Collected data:
%%
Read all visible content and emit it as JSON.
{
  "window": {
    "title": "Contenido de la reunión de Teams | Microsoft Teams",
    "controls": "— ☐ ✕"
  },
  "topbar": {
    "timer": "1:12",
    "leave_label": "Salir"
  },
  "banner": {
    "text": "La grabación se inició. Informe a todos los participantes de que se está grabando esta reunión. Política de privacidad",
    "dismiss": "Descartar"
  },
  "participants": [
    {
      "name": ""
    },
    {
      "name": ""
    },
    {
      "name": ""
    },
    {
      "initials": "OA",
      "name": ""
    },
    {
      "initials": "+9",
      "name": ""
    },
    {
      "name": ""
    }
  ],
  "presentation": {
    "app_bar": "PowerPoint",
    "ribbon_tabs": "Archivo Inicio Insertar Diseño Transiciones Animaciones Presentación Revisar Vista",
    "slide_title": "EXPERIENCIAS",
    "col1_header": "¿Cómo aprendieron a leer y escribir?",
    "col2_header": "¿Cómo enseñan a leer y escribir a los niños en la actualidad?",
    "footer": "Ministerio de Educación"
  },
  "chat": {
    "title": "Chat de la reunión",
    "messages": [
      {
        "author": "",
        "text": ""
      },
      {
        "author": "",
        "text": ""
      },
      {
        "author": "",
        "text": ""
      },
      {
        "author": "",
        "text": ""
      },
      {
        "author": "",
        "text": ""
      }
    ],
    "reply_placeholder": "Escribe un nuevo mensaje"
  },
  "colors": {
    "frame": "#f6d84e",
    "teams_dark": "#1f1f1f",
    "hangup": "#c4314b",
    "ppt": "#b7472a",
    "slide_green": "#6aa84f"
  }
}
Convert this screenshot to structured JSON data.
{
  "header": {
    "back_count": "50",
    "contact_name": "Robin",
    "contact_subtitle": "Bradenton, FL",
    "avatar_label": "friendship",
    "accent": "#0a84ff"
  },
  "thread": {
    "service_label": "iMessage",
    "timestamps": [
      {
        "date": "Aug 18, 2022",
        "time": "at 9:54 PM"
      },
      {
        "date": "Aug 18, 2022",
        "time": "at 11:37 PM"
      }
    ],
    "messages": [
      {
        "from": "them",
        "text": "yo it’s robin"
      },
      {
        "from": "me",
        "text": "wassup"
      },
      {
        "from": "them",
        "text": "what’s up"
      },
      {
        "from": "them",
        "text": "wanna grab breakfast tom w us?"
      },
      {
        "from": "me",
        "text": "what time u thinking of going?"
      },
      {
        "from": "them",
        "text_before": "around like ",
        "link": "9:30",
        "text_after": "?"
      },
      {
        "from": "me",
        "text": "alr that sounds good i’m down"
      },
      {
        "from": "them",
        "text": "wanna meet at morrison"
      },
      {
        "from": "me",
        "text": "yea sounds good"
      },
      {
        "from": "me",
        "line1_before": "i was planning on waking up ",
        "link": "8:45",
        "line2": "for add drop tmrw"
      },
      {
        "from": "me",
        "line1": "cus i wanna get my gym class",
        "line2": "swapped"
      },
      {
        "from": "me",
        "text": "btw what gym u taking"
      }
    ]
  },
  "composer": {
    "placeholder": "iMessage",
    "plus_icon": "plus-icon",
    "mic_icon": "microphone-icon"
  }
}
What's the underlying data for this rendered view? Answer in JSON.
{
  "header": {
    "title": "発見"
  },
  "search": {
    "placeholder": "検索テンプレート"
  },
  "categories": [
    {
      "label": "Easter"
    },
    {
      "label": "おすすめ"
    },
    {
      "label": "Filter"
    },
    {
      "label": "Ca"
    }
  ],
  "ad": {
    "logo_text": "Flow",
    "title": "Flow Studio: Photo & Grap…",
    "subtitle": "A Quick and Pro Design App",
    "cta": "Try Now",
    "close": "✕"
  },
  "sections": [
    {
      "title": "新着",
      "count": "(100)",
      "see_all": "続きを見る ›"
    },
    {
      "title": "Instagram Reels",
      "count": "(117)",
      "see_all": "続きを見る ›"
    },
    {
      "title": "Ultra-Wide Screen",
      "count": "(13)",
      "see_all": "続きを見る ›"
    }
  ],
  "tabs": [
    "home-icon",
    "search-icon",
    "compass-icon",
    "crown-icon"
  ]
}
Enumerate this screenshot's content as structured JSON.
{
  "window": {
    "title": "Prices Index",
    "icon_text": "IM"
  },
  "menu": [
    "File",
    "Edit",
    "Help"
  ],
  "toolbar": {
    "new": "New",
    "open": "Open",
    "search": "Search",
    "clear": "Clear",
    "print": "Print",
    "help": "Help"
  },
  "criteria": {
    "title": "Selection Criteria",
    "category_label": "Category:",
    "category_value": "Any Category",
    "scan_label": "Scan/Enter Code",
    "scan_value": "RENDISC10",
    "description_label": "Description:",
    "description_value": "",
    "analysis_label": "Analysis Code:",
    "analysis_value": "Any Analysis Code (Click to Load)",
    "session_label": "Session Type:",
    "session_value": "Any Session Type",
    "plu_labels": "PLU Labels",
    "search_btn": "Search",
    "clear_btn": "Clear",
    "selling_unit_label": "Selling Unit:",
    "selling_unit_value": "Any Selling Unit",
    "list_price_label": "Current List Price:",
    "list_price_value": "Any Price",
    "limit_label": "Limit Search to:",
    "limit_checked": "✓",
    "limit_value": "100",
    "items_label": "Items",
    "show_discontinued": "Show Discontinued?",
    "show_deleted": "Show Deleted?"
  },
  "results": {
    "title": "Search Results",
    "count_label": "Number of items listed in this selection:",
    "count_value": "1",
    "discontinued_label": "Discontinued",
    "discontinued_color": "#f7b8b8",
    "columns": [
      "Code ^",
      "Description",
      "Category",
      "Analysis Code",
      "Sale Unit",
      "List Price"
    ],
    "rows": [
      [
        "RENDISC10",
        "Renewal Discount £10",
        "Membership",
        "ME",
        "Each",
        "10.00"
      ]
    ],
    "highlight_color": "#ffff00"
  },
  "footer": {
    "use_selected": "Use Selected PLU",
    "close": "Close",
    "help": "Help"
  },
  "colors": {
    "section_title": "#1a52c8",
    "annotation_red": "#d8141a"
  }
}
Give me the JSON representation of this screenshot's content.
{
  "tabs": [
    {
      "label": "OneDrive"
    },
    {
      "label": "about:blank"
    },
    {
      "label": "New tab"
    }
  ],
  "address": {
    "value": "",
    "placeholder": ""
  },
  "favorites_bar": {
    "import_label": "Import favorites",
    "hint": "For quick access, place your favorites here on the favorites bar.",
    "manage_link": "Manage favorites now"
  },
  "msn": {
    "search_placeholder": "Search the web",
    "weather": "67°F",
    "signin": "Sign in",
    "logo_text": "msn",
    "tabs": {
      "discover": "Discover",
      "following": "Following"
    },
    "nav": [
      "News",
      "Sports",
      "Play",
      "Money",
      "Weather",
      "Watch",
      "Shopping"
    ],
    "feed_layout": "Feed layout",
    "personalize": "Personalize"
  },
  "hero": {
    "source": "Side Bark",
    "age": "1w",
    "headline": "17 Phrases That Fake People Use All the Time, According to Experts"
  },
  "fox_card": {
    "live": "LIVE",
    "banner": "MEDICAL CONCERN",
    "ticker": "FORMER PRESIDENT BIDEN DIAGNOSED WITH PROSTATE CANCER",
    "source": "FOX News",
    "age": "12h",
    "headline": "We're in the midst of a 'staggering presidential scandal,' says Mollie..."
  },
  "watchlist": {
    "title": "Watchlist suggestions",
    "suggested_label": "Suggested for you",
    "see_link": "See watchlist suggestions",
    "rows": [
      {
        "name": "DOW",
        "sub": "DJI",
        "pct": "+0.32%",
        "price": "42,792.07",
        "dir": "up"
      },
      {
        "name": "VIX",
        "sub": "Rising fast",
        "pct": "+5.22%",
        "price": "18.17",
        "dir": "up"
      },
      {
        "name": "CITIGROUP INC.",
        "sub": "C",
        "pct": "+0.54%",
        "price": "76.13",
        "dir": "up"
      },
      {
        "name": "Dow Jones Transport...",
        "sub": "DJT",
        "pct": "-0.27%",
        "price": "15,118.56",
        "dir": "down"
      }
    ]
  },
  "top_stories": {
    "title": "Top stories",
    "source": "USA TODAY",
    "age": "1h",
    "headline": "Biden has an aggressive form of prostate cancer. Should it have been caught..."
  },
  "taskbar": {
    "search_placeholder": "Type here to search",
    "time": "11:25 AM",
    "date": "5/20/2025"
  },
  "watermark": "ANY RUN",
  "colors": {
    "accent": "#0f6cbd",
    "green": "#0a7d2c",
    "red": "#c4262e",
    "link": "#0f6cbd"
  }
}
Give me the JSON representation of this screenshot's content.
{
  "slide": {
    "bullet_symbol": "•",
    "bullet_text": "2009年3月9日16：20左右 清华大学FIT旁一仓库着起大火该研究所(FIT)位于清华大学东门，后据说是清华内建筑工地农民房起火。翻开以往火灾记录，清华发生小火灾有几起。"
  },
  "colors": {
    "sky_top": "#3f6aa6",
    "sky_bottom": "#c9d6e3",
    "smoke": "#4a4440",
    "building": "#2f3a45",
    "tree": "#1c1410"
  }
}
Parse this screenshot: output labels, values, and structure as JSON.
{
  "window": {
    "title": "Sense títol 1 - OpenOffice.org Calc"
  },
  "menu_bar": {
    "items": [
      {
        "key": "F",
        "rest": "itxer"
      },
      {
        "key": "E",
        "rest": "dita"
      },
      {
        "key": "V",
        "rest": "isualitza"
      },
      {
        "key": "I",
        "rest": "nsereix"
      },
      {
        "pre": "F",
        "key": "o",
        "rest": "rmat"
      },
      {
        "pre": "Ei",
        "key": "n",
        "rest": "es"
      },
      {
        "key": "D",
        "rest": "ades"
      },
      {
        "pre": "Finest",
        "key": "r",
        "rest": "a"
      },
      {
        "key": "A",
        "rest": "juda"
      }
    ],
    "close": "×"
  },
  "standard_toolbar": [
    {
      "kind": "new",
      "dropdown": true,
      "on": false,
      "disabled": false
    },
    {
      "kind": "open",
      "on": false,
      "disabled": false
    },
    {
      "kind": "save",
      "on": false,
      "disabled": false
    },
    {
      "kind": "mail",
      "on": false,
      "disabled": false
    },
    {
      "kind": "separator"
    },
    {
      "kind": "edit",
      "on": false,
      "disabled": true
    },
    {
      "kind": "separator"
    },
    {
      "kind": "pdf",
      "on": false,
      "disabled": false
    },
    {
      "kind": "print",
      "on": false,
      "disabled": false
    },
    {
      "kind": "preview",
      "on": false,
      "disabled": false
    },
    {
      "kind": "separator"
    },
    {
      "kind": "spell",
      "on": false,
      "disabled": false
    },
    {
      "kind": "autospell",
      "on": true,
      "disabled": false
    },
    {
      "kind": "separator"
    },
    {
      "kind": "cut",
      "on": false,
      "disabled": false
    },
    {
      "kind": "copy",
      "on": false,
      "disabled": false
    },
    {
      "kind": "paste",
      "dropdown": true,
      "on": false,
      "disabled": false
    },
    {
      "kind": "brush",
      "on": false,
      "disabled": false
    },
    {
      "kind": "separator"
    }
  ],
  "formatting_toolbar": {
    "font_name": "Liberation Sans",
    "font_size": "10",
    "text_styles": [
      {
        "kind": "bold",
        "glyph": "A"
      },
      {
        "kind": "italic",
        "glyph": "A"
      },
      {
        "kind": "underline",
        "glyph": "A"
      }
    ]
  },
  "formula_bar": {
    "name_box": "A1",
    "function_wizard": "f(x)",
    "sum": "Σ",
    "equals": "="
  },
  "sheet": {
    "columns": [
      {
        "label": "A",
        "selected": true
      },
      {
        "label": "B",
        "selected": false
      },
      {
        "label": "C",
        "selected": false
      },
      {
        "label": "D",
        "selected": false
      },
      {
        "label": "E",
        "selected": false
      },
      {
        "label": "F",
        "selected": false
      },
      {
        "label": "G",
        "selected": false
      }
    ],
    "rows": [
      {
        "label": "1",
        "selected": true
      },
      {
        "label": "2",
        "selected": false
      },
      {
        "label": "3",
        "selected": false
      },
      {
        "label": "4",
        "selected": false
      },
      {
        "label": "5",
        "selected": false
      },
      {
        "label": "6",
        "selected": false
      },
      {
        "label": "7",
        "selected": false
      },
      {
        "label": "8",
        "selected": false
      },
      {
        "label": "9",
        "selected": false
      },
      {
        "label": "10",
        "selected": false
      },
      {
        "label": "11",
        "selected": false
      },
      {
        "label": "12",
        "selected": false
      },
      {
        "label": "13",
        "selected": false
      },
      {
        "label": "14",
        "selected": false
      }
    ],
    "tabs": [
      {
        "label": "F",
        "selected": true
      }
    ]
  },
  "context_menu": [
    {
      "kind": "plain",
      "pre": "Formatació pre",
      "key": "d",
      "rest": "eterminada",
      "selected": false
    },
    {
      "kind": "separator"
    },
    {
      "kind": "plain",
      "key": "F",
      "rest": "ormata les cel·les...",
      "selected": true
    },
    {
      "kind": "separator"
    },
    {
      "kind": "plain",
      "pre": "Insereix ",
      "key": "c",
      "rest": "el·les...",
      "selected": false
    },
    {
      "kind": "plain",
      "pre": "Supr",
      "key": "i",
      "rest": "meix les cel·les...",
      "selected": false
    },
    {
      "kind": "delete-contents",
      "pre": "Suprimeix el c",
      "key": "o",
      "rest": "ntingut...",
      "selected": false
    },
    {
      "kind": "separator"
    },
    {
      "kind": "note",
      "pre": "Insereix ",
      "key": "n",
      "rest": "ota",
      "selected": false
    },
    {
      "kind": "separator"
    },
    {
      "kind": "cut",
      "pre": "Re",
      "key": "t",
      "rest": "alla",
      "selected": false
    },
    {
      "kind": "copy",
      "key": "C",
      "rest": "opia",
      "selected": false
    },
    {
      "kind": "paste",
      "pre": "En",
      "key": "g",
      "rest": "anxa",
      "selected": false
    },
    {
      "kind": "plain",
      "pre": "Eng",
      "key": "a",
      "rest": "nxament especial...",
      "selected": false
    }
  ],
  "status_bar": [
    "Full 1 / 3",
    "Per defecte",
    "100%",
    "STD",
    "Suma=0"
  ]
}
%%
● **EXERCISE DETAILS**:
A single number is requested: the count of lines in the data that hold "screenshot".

● **FINISHED EXERCISE**:
5